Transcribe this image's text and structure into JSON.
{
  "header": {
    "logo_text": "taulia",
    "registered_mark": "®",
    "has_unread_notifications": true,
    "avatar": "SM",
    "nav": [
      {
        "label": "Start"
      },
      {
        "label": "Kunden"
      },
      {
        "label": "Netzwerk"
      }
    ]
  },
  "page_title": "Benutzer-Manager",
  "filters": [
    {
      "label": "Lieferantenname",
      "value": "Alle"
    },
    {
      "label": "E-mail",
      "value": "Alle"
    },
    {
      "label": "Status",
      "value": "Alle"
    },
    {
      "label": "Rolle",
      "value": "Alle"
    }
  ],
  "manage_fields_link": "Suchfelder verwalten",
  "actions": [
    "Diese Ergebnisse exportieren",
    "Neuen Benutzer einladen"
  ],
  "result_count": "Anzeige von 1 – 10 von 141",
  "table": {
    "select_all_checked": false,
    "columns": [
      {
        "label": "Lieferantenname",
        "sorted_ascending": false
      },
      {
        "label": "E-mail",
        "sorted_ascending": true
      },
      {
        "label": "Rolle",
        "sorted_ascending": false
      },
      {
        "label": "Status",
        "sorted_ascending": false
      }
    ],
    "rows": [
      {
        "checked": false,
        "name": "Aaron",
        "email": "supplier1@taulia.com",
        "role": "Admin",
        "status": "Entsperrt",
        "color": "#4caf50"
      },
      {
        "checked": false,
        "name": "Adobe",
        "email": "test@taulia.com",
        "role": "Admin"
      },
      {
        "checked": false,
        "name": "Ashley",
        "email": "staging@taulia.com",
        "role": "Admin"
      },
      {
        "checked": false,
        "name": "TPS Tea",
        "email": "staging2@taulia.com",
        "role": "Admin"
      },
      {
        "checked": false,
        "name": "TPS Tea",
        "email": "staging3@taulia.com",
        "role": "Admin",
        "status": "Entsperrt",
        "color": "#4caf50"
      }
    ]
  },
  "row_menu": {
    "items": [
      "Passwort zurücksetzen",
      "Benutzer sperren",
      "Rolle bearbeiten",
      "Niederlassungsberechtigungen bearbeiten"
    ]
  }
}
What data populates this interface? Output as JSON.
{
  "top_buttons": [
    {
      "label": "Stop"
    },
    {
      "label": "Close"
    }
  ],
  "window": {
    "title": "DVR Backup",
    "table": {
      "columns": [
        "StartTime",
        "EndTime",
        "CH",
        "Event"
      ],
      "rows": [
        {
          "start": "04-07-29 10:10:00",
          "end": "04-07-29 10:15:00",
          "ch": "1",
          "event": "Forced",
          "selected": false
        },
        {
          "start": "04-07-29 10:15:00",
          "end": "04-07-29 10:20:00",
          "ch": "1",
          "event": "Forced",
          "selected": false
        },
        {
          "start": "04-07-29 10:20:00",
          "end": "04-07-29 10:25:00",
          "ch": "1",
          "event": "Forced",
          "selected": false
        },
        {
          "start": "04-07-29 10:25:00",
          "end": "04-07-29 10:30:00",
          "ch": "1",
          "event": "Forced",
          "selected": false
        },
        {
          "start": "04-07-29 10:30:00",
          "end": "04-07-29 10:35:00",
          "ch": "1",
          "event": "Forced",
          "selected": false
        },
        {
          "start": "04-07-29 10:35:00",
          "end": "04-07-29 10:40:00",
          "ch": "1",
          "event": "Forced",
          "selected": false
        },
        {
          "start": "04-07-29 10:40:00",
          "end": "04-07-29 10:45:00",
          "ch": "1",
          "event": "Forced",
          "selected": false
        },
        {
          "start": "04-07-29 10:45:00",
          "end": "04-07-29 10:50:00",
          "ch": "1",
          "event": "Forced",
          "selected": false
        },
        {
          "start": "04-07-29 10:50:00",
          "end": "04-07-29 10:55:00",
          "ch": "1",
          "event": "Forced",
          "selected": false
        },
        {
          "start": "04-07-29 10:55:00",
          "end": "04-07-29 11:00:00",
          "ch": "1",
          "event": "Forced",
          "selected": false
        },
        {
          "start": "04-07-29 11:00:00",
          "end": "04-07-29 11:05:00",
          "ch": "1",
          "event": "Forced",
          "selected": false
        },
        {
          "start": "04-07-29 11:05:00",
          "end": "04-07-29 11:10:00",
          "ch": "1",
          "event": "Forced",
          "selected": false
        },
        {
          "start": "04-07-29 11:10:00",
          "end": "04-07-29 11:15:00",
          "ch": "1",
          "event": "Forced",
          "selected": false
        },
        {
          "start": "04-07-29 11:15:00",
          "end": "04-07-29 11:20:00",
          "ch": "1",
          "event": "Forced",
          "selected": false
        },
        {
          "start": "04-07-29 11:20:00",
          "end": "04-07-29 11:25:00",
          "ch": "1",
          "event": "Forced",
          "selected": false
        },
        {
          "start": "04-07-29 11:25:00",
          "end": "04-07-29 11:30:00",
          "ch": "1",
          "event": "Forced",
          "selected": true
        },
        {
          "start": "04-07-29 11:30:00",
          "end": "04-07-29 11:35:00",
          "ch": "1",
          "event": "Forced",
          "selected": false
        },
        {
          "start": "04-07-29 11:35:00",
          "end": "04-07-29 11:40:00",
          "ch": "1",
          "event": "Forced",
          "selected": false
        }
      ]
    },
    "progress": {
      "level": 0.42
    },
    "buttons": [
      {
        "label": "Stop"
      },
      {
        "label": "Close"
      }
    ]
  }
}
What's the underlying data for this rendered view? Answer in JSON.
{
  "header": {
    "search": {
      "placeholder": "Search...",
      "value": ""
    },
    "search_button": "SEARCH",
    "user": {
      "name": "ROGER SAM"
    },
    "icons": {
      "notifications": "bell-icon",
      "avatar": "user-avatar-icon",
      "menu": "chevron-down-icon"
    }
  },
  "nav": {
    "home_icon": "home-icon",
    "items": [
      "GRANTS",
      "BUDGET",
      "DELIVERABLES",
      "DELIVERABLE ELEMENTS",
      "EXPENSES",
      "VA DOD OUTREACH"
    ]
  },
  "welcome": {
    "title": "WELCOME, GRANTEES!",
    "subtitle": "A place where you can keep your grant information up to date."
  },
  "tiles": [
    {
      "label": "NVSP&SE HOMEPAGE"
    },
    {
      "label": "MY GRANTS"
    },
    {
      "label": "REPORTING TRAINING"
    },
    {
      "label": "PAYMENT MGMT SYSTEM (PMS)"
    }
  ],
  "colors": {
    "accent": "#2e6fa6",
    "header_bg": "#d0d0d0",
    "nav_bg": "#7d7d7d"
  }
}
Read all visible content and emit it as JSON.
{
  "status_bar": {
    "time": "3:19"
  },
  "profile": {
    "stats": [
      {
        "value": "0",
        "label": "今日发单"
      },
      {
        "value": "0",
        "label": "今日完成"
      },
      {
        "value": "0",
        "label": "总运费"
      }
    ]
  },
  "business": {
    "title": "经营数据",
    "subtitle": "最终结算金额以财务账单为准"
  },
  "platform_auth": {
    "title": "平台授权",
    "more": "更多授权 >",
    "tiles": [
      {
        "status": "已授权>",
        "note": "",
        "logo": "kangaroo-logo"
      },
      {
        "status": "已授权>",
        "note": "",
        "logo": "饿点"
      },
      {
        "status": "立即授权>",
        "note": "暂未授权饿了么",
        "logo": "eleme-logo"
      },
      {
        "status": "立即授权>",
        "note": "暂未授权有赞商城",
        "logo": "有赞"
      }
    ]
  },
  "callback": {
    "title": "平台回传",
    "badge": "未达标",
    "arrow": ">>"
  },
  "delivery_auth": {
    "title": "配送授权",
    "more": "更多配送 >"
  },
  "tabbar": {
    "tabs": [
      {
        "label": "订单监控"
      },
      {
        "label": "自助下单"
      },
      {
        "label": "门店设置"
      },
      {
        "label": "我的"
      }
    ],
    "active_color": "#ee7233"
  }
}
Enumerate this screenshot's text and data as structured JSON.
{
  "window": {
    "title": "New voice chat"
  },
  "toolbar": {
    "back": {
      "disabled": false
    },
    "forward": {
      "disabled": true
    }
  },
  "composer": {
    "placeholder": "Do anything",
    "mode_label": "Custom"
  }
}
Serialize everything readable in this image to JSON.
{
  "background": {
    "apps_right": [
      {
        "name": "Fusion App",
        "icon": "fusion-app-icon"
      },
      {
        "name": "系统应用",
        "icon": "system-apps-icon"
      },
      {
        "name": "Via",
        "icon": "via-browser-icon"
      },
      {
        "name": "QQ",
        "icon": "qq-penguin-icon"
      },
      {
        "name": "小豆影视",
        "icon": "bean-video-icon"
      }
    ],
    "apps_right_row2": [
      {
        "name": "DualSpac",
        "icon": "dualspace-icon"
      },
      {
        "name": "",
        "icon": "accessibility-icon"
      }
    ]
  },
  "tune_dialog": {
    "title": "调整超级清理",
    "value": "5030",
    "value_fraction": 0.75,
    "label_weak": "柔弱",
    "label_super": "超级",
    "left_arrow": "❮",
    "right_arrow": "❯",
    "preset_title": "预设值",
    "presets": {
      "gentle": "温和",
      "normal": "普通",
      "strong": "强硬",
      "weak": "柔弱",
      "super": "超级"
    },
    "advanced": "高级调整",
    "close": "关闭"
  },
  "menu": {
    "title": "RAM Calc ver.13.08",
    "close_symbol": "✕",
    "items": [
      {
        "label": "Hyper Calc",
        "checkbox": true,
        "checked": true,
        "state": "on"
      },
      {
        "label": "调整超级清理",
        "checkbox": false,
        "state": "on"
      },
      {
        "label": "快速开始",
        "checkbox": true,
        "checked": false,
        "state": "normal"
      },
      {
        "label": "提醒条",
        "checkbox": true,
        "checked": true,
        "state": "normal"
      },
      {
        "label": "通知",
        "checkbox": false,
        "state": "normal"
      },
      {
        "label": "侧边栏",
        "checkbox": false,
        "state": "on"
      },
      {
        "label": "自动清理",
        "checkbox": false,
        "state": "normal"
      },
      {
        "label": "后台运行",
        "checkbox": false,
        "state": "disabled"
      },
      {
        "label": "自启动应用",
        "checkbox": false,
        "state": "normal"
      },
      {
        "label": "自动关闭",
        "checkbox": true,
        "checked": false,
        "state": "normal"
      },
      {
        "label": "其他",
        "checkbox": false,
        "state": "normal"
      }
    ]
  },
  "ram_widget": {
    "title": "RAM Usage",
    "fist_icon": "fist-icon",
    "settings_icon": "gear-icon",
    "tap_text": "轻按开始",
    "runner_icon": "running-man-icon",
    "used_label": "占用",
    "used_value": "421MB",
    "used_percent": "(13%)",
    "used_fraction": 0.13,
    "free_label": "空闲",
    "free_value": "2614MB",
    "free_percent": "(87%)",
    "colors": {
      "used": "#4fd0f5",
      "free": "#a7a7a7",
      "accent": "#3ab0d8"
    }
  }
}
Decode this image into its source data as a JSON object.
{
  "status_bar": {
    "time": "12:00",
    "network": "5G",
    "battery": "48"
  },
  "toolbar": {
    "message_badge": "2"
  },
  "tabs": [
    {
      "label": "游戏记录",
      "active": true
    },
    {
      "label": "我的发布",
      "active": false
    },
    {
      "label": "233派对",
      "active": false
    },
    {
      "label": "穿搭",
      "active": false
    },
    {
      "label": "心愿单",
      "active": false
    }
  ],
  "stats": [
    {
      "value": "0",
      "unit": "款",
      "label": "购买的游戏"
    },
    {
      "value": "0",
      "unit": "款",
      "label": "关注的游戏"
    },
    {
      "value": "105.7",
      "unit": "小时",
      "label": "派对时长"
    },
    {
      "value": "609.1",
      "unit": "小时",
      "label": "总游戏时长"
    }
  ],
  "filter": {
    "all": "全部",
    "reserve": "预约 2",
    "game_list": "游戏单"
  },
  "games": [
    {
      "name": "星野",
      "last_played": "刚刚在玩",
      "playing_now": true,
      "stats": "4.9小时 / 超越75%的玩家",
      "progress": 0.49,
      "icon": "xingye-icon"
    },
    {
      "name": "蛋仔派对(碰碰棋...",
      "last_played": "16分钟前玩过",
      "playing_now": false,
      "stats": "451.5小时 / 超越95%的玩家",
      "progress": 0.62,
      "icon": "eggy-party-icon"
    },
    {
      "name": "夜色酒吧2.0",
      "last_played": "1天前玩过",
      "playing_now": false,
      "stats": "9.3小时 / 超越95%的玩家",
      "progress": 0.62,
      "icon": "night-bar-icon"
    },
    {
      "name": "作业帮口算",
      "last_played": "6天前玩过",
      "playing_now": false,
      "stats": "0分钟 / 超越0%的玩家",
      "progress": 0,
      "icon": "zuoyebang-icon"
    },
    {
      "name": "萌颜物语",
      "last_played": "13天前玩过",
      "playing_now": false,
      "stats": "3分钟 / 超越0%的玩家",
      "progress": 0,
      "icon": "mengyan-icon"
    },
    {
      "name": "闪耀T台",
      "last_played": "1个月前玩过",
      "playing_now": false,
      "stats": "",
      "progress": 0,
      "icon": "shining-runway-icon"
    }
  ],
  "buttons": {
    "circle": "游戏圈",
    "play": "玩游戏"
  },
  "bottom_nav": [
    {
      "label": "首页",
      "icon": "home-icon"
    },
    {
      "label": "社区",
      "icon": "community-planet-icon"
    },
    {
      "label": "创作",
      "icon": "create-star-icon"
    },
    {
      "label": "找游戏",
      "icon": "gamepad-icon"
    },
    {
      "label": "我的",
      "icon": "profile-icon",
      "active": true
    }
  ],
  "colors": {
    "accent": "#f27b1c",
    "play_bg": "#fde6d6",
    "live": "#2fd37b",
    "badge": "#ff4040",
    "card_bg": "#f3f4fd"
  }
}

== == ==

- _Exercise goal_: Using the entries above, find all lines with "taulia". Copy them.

- _Answer section_:
    "logo_text": "taulia",
        "email": "supplier1@taulia.com",
        "email": "test@taulia.com",
        "email": "staging@taulia.com",
        "email": "staging2@taulia.com",
        "email": "staging3@taulia.com",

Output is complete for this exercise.